Emery also highlighted the lack of a permanent skipper as something that affected his team, combined with distractive figures in the dressing room, “We lost our four captains: Laurent Koscielny, Petr Cech, Aaron Ramsey and Nacho Monreal. They were personalities that we missed this season to stay on the right track.
“And some stars did not have a good attitude and asked for more than what they were giving back.”
“The multiple captains was the first in a long line of mistakes,” says Tom. “Yes losing players who have that level of status in the club will be damaging, but Emery should have dealt with that by making a captain selection early, be it Granit Xhaka or someone else and then use that person to rally around. Not by naming a selection; it creates confusion and it makes other players question why they weren’t in the five. So, yes it was damaging, but I just feel he personally didn’t deal with the fallout from those departures.”
The mumbling of player discontent and not pulling weight is suffering that resonates within the fanbase, yet Emery laying his own failings at their feet is something that is more difficult to deconstruct.
“What is clear is that there were clearly issues with some players like Mesut Ozil for example,” continues Tom. “Our first-choice goalkeeper Bernd Leno has also mentioned the attitude issues of players. Whether that was down to Emery is still yet to be seen. However I don’t think it was a very valid point, it’s his job to bring unity to the squad. You just have to look at what Arteta has done since.
“Emery failed at that which was ultimately the start of his demise.”
Emery also pinpointed a particular signing, Nicolas Pépé - a summer ‘19 arrival for a club-record £72m - who has found it difficult to adjust in England: he scored just one Premier League goal under Emery. While his former manager argues that the forward needed time, fundamentally Emery outlines that it wasn’t a purchase he was in control of, a comment that enhances the spotlight on the background figure of Raul Sanllehi, who has proven to be a particular source of ire for the fanbase. Sanllehi became Arsenal's head of football following Ivan Gazidis’ departure in December 2018, with the poor player recruitment levelled at him.
“Sanllehi’s ego is dragging the club down even further,” states Sonny. “The Kroenkes and now him have ripped the soul out of the club. Wenger had far too much control and now we have gone from one extreme to another.”
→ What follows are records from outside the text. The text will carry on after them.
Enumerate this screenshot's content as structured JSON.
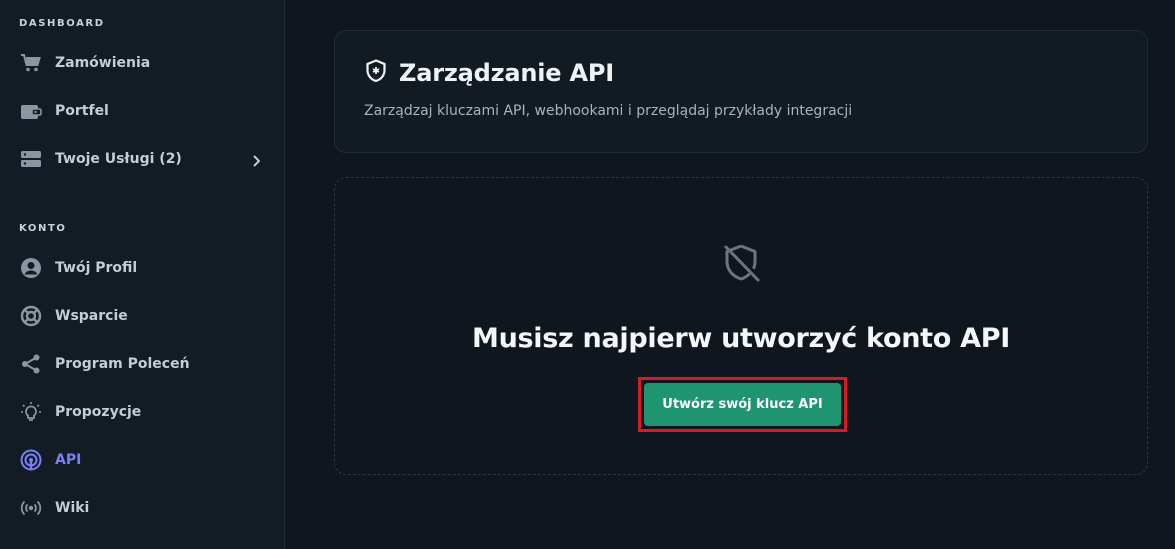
{
  "sidebar": {
    "dashboard_title": "DASHBOARD",
    "account_title": "KONTO",
    "items": [
      {
        "label": "Zamówienia",
        "icon": "cart-icon"
      },
      {
        "label": "Portfel",
        "icon": "wallet-icon"
      },
      {
        "label": "Twoje Usługi (2)",
        "icon": "server-icon"
      },
      {
        "label": "Twój Profil",
        "icon": "user-circle-icon"
      },
      {
        "label": "Wsparcie",
        "icon": "lifebuoy-icon"
      },
      {
        "label": "Program Poleceń",
        "icon": "share-icon"
      },
      {
        "label": "Propozycje",
        "icon": "lightbulb-icon"
      },
      {
        "label": "API",
        "icon": "broadcast-icon",
        "active": true
      },
      {
        "label": "Wiki",
        "icon": "radio-waves-icon"
      }
    ]
  },
  "header": {
    "title": "Zarządzanie API",
    "subtitle": "Zarządzaj kluczami API, webhookami i przeglądaj przykłady integracji"
  },
  "empty_state": {
    "heading": "Musisz najpierw utworzyć konto API",
    "button_label": "Utwórz swój klucz API"
  },
  "colors": {
    "accent": "#7b7ff5",
    "button": "#1e9470",
    "highlight": "#d41c24"
  }
}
“I have a small degree of sympathy with Emery,” says Tom. “The club no longer have the infrastructure whereby the manager or head coach controls transfers. They have a say but seemingly not a big one. That’s down to Raul Sanhelli, Sven Mislintat at first, now Edu and the team of statistical analysts at the club.
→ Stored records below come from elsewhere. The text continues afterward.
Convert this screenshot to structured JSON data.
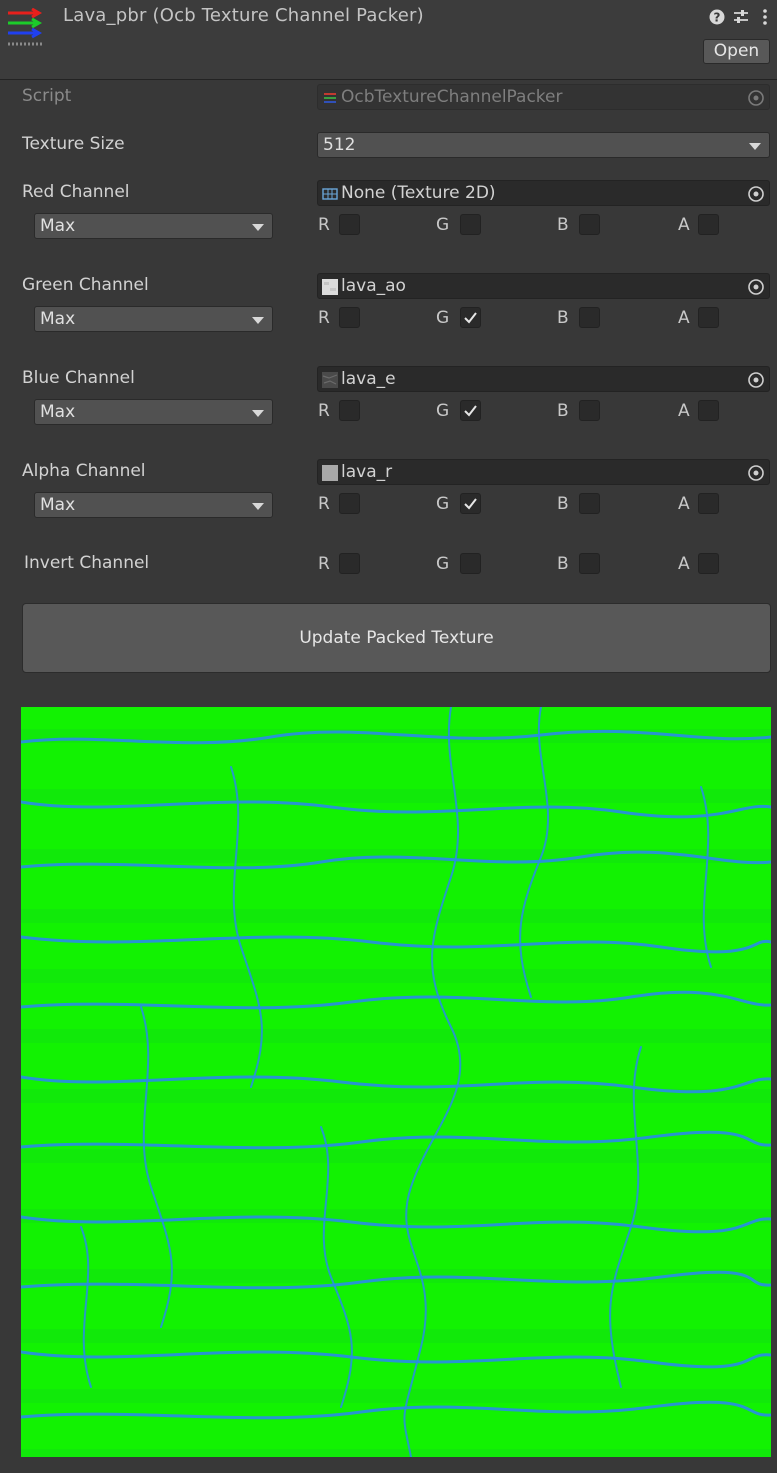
{
  "header": {
    "title": "Lava_pbr (Ocb Texture Channel Packer)",
    "open_label": "Open",
    "icons": [
      "help-icon",
      "presets-icon",
      "more-menu-icon"
    ]
  },
  "script_row": {
    "label": "Script",
    "value": "OcbTextureChannelPacker"
  },
  "texture_size": {
    "label": "Texture Size",
    "value": "512"
  },
  "channels": [
    {
      "label": "Red Channel",
      "texture": "None (Texture 2D)",
      "mode": "Max",
      "checks": {
        "R": false,
        "G": false,
        "B": false,
        "A": false
      }
    },
    {
      "label": "Green Channel",
      "texture": "lava_ao",
      "mode": "Max",
      "checks": {
        "R": false,
        "G": true,
        "B": false,
        "A": false
      }
    },
    {
      "label": "Blue Channel",
      "texture": "lava_e",
      "mode": "Max",
      "checks": {
        "R": false,
        "G": true,
        "B": false,
        "A": false
      }
    },
    {
      "label": "Alpha Channel",
      "texture": "lava_r",
      "mode": "Max",
      "checks": {
        "R": false,
        "G": true,
        "B": false,
        "A": false
      }
    }
  ],
  "channel_letters": {
    "r": "R",
    "g": "G",
    "b": "B",
    "a": "A"
  },
  "invert": {
    "label": "Invert Channel",
    "checks": {
      "R": false,
      "G": false,
      "B": false,
      "A": false
    }
  },
  "update_button": {
    "label": "Update Packed Texture"
  },
  "colors": {
    "background": "#383838",
    "preview_green": "#10f000",
    "crack_blue": "#2a8ce8"
  }
}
“Emery was, however, tasked with coaching the squad and in my opinion, he failed to do that effectively. Specifically, in Pépé he was handed one of the hottest wide prospects in Europe and failed to implement him.”
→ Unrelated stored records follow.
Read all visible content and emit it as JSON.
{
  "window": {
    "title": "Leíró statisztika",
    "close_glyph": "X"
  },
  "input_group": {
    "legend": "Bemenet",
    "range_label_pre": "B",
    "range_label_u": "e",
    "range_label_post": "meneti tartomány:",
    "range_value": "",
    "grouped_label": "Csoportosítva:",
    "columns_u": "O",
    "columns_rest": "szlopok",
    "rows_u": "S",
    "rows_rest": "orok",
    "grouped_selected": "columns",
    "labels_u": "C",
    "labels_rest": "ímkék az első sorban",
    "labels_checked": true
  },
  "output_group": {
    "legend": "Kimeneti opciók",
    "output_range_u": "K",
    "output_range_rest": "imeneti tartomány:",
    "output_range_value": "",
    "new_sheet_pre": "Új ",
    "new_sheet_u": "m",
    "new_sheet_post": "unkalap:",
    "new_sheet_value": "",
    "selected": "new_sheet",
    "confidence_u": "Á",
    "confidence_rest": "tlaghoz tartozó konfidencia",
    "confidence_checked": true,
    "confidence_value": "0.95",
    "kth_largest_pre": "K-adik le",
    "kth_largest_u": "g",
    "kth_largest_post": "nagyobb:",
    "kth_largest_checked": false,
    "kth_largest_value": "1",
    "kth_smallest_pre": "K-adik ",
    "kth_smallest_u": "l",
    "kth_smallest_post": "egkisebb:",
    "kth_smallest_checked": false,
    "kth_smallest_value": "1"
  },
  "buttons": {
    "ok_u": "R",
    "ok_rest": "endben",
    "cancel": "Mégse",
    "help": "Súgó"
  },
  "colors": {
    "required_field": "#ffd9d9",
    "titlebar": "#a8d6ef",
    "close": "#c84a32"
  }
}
During Emery’s 18 months, the club spent upwards of £220m in transfers, with £153m of that spent in the summer before his sacking.
“We needed time to succeed with our transition to a new Arsenal which is what I wanted,” said Emery. “For example, Nicolas Pépé, who was the club’s choice, clearly needed time to adapt. But I accept the rule of thumb and that I am poorly placed to criticise because I also benefited from such judgement in the past...I obviously am partly responsible, but you see that the team has not exactly done better since I left.”
So what next for Arsenal? Mere months after Emery’s departure is it time to re-evaluate his reign, that the problems run far, far deeper? Was it a man completely out of his depth? Or was it a combination of them all?
“Emery was never good enough to do the job in the first place,” says Sonny. “Last season’s capitulation was largely down to his poor team selection & lack of identity.”
“My opinion of Emery was one of apprehension when he joined,” agrees Tom. “During his tenure, it never felt like Arsenal were progressing or improving. He mentions that he stopped the decline, however I think a lot of that was down to external factors.
“My opinion of Emery now isn't one of malice, I see a coach trying to recover his reputation and that will always come with finger-pointing. I and many fans have moved on from Emery, I think he should move on from Arsenal.”